# Block in a Curved Ball

1. Oct 11, 2007

### chaotixmonjuish

A 0.30-kg block slides along a small track with elevated ends and a flat central part. The flat part has a length L = 1.55 m. The curved portions of the track are frictionless, but for the flat part the coefficient of kinetic friction is 0.106. The block is released from rest from a height h = 82 cm on the left curved portion of the track. Calculate the maximum height reached by the block on the right curved portion of the track.

img: http://i242.photobucket.com/albums/ff106/jtdla/prob09.gif [Broken]

The only thing I have figured out is the Potential Energy at the top, then the KE at the bottom.

.3*9.8*.82=1/2*.3*x^2, that will yield a velocity. Outside of that, would I just treat the other part like a FBD

Last edited by a moderator: May 3, 2017
2. Oct 11, 2007

### learningphysics

Work done by friction = final energy - initial energy

final energy = Work done by friction + initial energy

3. Oct 11, 2007

### chaotixmonjuish

Would I just calculate friction and then multiply it by the length of the bowl?

N=mg
muN=frictional force
muN*length of bowl

4. Oct 11, 2007

### learningphysics

yes. remember that the frictional work is negative... so work by friction is -muN*length of bowl.

5. Oct 11, 2007

### chaotixmonjuish

by initial energy, do you mean potential energy

6. Oct 11, 2007

### learningphysics

yes. both initial and final energies are just potential energy...

7. Oct 11, 2007

### chaotixmonjuish

Won't this just calculate a velocity.

I got 3.58 m/s

1/2*.3*x^2=-.31164*1.5+.3*9.8*.82

Last edited: Oct 11, 2007
8. Oct 11, 2007

### learningphysics

No. write out the equation.

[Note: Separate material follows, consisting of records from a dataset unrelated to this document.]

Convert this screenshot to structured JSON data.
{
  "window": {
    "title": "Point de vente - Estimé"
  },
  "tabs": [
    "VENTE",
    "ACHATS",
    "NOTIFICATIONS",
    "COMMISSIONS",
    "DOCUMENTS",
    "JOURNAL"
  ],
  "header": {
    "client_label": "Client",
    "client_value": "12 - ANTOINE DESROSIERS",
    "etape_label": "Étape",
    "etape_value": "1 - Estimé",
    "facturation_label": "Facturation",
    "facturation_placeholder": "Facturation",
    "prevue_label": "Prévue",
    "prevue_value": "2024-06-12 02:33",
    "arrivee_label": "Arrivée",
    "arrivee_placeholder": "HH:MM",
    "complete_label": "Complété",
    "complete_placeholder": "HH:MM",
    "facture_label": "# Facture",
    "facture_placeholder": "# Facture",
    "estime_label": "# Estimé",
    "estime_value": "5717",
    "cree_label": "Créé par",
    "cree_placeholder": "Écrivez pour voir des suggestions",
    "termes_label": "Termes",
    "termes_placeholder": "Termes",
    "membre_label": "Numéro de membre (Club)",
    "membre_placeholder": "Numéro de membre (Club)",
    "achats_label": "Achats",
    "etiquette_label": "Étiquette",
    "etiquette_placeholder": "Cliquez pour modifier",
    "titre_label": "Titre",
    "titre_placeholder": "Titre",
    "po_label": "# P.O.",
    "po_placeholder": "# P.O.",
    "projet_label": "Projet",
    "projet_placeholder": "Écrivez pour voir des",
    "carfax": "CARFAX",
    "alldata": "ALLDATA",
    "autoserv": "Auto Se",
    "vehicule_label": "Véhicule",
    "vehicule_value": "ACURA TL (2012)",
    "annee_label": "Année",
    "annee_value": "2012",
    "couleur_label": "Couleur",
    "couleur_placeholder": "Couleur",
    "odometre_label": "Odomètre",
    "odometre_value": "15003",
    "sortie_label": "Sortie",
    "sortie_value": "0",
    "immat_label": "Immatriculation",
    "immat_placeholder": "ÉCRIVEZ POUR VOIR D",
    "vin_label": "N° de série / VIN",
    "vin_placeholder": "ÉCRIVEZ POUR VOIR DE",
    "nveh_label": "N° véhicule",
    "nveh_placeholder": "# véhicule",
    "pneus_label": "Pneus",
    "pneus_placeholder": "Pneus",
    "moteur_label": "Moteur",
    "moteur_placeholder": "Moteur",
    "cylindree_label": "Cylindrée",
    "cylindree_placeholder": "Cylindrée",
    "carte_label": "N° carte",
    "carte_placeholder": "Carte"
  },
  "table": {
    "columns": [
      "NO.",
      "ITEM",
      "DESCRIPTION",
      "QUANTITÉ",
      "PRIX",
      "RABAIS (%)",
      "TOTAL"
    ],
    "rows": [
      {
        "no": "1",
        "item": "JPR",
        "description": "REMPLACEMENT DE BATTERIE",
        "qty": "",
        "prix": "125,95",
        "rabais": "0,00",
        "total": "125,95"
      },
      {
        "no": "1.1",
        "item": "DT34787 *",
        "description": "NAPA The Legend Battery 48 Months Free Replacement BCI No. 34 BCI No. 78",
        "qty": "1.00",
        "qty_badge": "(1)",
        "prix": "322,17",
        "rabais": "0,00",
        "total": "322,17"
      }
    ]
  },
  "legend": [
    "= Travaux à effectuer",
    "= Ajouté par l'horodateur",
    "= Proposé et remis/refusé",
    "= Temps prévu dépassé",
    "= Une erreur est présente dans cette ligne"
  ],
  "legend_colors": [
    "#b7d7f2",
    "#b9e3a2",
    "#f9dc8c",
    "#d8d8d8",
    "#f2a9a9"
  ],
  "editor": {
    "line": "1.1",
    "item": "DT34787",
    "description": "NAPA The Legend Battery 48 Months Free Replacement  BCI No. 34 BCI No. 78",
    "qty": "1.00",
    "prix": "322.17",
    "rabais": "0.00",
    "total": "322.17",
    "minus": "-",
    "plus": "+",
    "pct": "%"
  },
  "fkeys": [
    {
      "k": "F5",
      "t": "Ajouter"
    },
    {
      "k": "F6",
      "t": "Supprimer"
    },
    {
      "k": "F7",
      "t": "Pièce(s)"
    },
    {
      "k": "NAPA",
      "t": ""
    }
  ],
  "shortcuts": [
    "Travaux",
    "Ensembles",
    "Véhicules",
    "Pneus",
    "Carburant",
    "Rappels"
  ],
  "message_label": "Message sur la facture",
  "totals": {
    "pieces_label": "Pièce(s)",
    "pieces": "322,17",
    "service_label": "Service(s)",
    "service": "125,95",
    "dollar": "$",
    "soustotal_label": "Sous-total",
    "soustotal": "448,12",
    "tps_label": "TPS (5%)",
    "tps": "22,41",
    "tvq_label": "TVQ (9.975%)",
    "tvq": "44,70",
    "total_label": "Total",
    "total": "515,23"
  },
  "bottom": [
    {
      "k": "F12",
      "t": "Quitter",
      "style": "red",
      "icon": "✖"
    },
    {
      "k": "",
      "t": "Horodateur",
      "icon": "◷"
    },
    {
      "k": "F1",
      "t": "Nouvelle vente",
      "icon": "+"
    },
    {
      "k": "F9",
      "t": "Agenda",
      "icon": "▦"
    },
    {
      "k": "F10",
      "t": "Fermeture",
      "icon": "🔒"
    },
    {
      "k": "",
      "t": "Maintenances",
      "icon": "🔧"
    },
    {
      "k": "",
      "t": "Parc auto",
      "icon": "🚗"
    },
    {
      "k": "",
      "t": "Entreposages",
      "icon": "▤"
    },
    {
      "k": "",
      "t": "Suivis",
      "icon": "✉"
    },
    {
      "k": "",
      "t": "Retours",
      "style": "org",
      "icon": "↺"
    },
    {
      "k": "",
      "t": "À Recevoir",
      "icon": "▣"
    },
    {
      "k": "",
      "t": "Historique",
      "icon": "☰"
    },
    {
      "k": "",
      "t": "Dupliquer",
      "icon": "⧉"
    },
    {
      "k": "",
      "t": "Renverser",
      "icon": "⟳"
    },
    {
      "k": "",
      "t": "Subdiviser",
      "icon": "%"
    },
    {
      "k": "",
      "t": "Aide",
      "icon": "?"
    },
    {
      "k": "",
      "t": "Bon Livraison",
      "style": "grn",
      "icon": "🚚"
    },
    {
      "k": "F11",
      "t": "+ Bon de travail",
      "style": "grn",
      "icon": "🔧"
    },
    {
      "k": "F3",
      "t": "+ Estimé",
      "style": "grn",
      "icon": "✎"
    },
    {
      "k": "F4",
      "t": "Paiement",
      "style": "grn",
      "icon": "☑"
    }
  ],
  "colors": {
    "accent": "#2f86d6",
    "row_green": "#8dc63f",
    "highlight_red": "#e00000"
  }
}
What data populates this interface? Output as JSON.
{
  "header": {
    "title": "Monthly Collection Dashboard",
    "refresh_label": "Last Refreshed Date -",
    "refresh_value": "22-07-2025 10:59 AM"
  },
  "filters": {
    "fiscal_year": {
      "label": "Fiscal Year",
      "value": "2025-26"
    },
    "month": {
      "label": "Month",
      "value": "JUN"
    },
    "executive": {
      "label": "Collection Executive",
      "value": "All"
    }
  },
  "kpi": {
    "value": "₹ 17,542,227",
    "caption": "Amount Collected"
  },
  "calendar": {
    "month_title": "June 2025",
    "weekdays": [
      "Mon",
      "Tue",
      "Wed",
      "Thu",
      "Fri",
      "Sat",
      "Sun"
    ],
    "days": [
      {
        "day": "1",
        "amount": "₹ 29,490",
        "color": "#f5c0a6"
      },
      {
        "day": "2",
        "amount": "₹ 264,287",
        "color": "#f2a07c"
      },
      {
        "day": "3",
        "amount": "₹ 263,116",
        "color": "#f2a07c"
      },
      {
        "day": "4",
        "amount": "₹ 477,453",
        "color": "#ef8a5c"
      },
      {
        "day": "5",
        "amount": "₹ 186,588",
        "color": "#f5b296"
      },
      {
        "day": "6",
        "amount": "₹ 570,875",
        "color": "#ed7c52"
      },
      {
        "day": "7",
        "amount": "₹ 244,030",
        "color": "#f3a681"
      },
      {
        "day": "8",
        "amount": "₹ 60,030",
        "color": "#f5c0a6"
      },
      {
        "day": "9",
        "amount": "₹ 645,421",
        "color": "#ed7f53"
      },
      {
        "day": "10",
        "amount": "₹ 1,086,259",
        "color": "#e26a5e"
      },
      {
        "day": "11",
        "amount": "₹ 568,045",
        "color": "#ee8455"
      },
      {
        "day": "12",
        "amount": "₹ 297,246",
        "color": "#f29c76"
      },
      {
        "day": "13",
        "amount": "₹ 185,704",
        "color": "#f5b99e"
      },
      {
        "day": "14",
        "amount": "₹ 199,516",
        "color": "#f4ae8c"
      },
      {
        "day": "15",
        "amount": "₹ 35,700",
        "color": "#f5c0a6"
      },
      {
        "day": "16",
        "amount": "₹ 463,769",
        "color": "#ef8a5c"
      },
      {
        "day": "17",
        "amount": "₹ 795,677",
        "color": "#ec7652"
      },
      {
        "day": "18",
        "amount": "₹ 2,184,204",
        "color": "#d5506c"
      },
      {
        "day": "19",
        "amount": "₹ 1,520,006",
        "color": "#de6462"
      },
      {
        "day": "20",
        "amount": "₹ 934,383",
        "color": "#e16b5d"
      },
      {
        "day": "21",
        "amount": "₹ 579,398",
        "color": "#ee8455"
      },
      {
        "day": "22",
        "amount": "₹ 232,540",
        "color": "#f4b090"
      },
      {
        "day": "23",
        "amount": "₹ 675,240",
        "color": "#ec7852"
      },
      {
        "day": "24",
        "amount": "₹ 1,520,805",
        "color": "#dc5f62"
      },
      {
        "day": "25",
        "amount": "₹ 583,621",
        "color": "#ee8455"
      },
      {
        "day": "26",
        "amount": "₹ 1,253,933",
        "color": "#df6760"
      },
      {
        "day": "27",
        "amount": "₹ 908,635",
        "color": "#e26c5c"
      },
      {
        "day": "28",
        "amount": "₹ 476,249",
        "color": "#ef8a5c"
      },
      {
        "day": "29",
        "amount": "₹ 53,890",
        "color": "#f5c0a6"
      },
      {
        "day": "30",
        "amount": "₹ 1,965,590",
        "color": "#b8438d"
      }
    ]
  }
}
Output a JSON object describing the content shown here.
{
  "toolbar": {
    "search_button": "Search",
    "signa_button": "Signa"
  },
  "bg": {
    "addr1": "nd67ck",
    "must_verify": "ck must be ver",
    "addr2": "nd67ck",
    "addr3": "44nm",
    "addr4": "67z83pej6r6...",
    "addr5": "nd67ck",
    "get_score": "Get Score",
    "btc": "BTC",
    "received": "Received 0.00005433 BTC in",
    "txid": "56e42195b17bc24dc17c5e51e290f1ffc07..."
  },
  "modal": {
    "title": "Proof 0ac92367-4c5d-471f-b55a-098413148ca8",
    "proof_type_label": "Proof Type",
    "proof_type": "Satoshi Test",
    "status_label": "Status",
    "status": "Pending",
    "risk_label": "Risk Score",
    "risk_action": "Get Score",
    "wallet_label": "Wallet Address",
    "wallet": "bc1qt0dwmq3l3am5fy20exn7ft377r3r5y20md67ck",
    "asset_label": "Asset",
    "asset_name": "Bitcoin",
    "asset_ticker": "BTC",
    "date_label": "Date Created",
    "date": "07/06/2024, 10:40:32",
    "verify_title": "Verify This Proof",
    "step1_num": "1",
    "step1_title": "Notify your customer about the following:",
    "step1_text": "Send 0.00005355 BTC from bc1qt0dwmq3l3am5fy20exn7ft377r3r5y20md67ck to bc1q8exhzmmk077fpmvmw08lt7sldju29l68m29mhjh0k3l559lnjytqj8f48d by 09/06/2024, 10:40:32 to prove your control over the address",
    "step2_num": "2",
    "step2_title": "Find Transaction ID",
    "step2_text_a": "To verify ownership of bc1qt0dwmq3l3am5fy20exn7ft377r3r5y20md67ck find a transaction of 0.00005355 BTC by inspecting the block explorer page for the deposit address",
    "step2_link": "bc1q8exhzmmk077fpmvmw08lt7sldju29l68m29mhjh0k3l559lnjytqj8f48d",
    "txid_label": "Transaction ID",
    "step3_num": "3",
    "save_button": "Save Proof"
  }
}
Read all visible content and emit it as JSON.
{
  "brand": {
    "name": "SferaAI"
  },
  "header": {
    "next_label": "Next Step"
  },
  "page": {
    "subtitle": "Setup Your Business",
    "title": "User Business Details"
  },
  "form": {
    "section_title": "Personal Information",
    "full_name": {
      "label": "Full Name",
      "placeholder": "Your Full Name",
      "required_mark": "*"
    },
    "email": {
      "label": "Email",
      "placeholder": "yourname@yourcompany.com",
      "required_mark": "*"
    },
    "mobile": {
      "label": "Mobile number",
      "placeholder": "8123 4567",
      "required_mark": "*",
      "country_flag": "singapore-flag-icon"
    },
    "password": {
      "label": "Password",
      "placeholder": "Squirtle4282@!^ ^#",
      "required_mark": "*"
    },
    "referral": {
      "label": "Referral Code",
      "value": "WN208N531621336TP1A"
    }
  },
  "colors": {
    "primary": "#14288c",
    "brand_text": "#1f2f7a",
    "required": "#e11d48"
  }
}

9. Oct 11, 2007

### chaotixmonjuish

Oh!

So would it be the potential energy of both sides of the bowl, except on one side i would have an unknown height

mgh (left)-work of friction=mgh(right)

10. Oct 11, 2007

### learningphysics

yeah. what answer did you get?

11. Oct 11, 2007

### chaotixmonjuish

.667

12. Oct 11, 2007

### chaotixmonjuish

A skier (m=59.00 kg) starts sliding down from the top of a ski jump with negligible friction and takes off horizontally. If h = 7.70 m and D = 12.90 m, find H.

Could I solve this problem in a similar manner?

At the point where the skier is about to go off the ramp, is that both a PE and a KE.

13. Oct 11, 2007

### learningphysics

I don't understand the question... what are h, D and H? can you describe or post the picture?

14. Oct 11, 2007

### chaotixmonjuish

img:http://i242.photobucket.com/albums/ff106/jtdla/prob21a.gif [Broken]

Last edited by a moderator: May 3, 2017
15. Oct 11, 2007

### learningphysics

Use kinematics to get the velocity at h when it goes off the ramp... then use energy conservation to get the height H.

16. Nov 27, 2011

### belgarionriva

My question is similar:

A 0.40-kg block slides along a small track with elevated ends and a flat central part. The flat part has a length L = 1.41 m. The curved portions of the track are frictionless, but for the flat part the coefficient of kinetic friction is 0.145. The block is released from rest from a height h = 52 cm on the left curved portion of the track. Calculate the maximum height reached by the block on the right curved portion of the track.

I did:
Energy initial + work done by friction = Energy final
mgh + F*x = mgh

(mgh+F*x)
----------- = h
(mg)

[((0.4)(9.8)(0.52))+((0.145*-9.8)*(0.52))]
----------------------------------------- = h = 0.008875m
((0.4)(9.8))

But the real answer is: 0.31555m
Can anyone point out my mistake?
Thank you for the assistance!

17. Nov 27, 2011

### belgarionriva

I found my mistake... I used 9.8 as my force of friction. After 3 hours of doing this problems different ways... I finally found it! Thanks!